Imagine the frustration for Brad Thorn seeing his men launch from this platform 2.5 times per game, yet fluffing the opportunity each time with no territory gain and no efficiency rating at all. This means the Reds lose that throw-in, whereas the Tahs are at least able to get something out of this platform.
However if we study the same platform (lineout choice) in the opponent 22, things get interesting:
Suddenly the Reds find their groove and are far more efficient, whereas the Force suffer the white-line fever. The Brumbies are for me the real stand-out performer here, and are pretty ruthless to be honest. The legendary Lord acknowledged as much:
To kick for goal or not?
The Force only had two lineout choice platforms in the Tahs 22, and squandered both opportunities. That is 6 points lost due to not kicking for goal, and converting only one of those kicks would secure a bonus point for the men from Perth. Over the next few weeks we will be able to answer whether it is better for some teams to aim for a goal-kick than risk losing the lineout when launching from this platform.
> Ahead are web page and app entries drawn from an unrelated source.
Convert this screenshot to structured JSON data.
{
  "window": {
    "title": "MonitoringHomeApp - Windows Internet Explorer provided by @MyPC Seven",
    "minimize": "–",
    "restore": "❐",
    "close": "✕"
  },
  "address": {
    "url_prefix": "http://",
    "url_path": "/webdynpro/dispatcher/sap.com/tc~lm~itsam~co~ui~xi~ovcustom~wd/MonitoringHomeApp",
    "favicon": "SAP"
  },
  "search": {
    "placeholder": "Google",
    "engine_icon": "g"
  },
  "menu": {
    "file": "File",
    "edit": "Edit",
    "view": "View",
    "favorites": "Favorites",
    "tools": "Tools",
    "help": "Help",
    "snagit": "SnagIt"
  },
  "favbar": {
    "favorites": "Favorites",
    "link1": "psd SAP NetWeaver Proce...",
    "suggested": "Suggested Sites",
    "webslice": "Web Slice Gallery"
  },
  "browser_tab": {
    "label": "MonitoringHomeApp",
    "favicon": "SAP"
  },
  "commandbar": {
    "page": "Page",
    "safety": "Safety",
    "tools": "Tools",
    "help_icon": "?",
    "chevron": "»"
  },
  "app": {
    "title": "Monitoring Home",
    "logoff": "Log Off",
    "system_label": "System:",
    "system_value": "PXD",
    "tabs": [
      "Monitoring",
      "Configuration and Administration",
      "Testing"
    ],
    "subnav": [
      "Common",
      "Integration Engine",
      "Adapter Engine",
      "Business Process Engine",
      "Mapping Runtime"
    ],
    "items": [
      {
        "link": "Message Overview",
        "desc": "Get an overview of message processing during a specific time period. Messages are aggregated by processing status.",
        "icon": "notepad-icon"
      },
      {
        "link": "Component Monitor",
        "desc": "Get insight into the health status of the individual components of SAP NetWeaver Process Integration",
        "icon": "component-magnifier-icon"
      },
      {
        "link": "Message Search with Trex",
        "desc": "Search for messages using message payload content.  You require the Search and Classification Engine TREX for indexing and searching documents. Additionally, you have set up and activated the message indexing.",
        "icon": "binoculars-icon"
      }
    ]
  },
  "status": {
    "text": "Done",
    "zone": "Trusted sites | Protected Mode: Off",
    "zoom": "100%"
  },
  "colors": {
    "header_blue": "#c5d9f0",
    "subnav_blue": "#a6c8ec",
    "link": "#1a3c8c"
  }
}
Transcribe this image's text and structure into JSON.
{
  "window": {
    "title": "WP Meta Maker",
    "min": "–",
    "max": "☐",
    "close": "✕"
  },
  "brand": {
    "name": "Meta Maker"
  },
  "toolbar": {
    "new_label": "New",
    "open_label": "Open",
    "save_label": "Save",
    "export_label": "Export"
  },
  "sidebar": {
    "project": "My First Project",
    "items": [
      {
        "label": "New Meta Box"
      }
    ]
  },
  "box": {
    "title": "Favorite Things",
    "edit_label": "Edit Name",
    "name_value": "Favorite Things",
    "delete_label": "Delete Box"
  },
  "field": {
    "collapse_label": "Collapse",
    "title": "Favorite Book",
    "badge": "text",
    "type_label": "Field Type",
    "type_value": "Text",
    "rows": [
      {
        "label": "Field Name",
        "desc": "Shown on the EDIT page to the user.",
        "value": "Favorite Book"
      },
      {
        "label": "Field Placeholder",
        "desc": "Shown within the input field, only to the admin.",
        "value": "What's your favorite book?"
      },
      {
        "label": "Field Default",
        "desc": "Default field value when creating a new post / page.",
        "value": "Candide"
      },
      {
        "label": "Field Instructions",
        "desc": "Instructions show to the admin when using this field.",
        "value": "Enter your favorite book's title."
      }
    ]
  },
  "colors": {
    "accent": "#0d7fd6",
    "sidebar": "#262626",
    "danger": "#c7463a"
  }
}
This weekend us, as fans of Australian rugby just want to see a tightening of our efficiency from these foundation set-pieces, and perhaps to see a few more passes stick.
Other than that it’s not all doom and gloom, but going into week 3 we need to see a reduced error count and an improved efficiency rating from all teams.